Eleuthera is the same island where NBA player Klay Thompson has family roots, and is also where rock royalty Lenny Kravitz — who is Bahamian, from his mother's side — calls home. During a conversation at a recent event here in NYC, Kravitz even asked me that same familiar question as the locals do: What's my family name? After I shared it with him, he smiled, saying, "Oh, you’re a Thompson. The Thompsons in my town are like the mayors." Like me, Kravitz also grew up in New York, and his earliest introduction to Bahamian culture was in the form of stories about his grandparents' sacrifices for his family. "Everything always went back to this hard-working Bahamian sensibility and pride and honor, so everything I do is standing on a foundation that was built by these Bahamian people," Kravitz told me. His love for the Bahamas is so strong, that he even lent his hit "Fly Away" to the island's new tourism campaign.

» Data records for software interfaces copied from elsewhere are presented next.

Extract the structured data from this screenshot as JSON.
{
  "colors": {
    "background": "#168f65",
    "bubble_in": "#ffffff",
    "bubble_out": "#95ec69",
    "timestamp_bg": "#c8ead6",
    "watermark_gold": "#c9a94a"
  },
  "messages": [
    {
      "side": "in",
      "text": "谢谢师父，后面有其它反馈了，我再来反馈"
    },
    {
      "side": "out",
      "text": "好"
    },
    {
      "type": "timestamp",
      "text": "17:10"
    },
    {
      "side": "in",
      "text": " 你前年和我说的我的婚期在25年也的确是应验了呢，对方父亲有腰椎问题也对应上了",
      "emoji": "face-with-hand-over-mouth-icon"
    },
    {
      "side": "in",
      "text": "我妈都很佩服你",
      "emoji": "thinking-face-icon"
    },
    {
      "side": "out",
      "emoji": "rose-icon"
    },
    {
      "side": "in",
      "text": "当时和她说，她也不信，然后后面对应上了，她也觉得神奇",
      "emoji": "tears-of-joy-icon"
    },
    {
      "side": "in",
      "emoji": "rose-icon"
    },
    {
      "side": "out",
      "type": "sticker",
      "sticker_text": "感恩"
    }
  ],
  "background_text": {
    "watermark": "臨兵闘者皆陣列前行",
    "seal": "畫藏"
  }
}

Kravitz and I also have a commonality in that we both didn't receive our introduction to Bahamian music until we visited the islands ourselves. The rake-and-scrape style of music — often heard during "Junkanoo," a Bahamian festival that takes place both the day after Christmas (Boxing Day) and New Year's Day — is Bahamian through and through, yet it's still relatively unknown around the world, especially compared with music from the Caribbean. "It’s sort of localized. People don’t really know about it unless you go to the Bahamas, because junkanoo and rake-and-scrape didn’t become a global thing like reggae from Jamaica or calypso from Trinidad," Kravitz explains.
I knew that my great grandmother loved to dance, but as a kid growing up in a Caribbean neighborhood in Queens, Bahamian music was never something I heard regularly. I knew about Trinidadian soca and the Indian-infused chutney genres, and adored Jamaican dancehall thanks to popular crossover acts like Sean Paul, Shabba Ranks, and Patra. But I knew it wasn't the music my great-grandmother listened to. It wasn't until I was in Nassau, visiting Sip Sip for lunch at Atlantis (for Crazy Rich Asians fans, Sip Sip makes its appearance in China Rich Girlfriend!), that I had my first introduction to rake-and-scrape, and I was so excited to have a Caribbean sound I could claim as my own.
It was lifechanging to get to visit the Bahamas and see my cultural background come to life firsthand. I returned to New York with a newfound appreciation for my Bahamian background — and the realization that my learnings would only enable me to better understand my great-grandma's life before her arrival in New York.
And then there's me. When my great-grandmother first boarded the ship to Ellis Island, I wonder if she ever thought her great-granddaughter would return to the Bahamas — and stay in the same hotel where the Rolling Stones recorded. I'm just a product of her own making, and it's an honor to further her legacy. I'm amazed at the appreciation I was able to gain after just one trip to the Bahamas, and I already have so many more questions that I'm eager to ask about her life at my next family gathering. I know there's still so much more to unpack and learn from — this family history that was waiting for me to discover all along.
This post was updated on Feb. 19, 2019.